Feb 28, 2003
The US House of Representatives overwhelmingly voted to ban all forms of human cloning on Thursday, roundly defeating a rival bill that would allow the use of cloning technology for medical research.
The House passed a similar bill in 2001, but the Senate failed to pass any legislation on cloning. The issue once again lies in the Senate, where rival bills await passage.
The Human Cloning Prohibition Act of 2003, sponsored by Florida Republican Dave Weldon and Michigan Democrat Bart Stupak, passed by a vote of 241 to 155 after several hours of debate.
It would ban reproductive as well as therapeutic cloning. It also would make it a crime to "receive or import a cloned human embryo or any product derived from a cloned human embryo," with fines of $1 million and 10 years in prison.
This last provision troubled opponents, who feared it could turn into criminals patients seeking treatments abroad that might result from embryonic stem cell research.
Michael Werner, vice president for bioethics at the Biotechnology Industry Organization, an industry group, said the bill amounted to "overkill."
"If this draconian legislation becomes law, the anti-importation provisions would deny American patients the benefits of SCNT-based [somatic cell nuclear transfer] regenerative medicines developed abroad," Werner said in a statement.
But President Bush applauded the vote. Bush has said he would veto anything less than a total ban on human cloning.
"Today's resounding bipartisan vote in the House of Representatives demonstrates concern for the profound moral and social issues posed by human cloning," Bush said in a statement. "I urge the Senate to act quickly on legislation banning all human cloning."
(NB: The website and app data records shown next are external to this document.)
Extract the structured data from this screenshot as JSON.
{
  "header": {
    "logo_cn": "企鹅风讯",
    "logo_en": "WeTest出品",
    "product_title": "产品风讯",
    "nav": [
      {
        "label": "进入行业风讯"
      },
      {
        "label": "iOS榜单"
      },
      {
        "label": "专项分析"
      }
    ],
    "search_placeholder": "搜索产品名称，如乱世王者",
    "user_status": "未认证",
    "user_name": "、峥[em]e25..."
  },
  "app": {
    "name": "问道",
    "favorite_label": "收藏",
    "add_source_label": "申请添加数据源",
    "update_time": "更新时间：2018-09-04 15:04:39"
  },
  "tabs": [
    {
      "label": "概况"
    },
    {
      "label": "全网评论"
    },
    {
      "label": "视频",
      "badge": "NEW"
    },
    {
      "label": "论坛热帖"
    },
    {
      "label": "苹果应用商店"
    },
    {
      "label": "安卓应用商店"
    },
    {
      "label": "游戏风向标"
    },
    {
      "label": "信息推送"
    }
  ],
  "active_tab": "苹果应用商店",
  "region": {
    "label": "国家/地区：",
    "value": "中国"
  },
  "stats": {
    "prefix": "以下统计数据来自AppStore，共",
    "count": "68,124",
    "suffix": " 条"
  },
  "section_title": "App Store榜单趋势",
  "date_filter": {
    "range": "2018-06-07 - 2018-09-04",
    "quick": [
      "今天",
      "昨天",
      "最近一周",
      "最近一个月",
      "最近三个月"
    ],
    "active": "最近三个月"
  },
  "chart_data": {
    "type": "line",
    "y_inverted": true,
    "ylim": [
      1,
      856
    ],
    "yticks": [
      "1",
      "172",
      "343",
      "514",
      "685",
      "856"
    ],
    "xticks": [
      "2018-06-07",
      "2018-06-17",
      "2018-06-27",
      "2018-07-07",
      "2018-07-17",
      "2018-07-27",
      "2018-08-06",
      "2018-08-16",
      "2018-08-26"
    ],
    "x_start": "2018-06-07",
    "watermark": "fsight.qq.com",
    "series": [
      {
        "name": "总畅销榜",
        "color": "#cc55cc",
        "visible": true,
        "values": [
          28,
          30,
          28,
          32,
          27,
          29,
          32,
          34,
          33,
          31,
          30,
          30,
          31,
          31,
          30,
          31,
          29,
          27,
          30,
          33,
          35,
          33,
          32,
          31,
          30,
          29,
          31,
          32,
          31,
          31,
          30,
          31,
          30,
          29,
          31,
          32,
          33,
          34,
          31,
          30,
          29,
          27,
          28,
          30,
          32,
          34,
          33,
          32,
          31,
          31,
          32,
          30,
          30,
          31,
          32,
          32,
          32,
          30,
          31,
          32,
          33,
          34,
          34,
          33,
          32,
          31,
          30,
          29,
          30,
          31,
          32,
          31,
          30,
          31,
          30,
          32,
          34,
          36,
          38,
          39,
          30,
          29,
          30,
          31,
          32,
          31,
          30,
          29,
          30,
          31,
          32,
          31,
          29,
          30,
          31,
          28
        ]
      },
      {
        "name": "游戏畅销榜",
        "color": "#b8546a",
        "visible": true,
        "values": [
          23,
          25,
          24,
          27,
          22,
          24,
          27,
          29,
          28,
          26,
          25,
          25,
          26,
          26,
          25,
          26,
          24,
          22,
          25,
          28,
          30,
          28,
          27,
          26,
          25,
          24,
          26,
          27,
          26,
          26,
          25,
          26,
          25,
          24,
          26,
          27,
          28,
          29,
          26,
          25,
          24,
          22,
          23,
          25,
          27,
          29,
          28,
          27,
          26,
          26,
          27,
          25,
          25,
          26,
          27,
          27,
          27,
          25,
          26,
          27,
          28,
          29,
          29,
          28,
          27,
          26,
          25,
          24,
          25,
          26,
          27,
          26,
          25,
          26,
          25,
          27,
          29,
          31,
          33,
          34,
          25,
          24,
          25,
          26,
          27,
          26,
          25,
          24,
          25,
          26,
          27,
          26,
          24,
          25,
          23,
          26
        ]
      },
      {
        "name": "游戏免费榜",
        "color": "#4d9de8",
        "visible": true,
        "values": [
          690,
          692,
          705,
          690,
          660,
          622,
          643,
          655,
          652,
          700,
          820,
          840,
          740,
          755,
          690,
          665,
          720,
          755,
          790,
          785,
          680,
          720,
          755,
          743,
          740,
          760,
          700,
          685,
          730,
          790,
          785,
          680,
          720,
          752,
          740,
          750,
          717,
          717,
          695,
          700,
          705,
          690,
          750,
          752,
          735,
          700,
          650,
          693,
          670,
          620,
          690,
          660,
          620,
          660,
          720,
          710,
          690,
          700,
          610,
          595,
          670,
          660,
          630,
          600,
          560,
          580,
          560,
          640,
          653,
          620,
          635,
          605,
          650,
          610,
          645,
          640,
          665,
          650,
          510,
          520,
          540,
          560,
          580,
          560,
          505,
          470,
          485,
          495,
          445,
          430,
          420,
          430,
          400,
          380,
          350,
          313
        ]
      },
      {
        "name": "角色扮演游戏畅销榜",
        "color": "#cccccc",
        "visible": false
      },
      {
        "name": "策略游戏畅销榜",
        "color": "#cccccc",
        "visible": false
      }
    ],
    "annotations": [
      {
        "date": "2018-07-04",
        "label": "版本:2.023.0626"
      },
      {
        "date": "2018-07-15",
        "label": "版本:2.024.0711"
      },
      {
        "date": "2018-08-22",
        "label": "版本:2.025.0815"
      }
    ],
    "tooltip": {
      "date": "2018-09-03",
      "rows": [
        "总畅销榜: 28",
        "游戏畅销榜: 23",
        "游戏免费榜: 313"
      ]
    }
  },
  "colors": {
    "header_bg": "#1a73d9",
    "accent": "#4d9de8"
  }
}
Last year legislation languished in an undecided Senate, but with Republicans now in the majority this could change.
Both bills have support from Republicans and Democrats, as well as abortion-rights and anti-abortion backers. But the new Senate majority leader, Tennessee Republican Bill Frist, has said he supports a ban on all cloning, including therapeutic cloning.
Anti-abortion groups also welcomed the vote. "We applaud the House for acting quickly to prevent what would be the creation of human embryo farms in America," Family Research Council President Ken Connor said in a statement.
The House defeated an amendment, sponsored by Pennsylvania Republican
Jim Greenwood, Florida Democrat Peter Deutsch and others, that would outlaw
reproductive cloning but specifically encourage therapeutic cloning.
© 2003 Reuters Ltd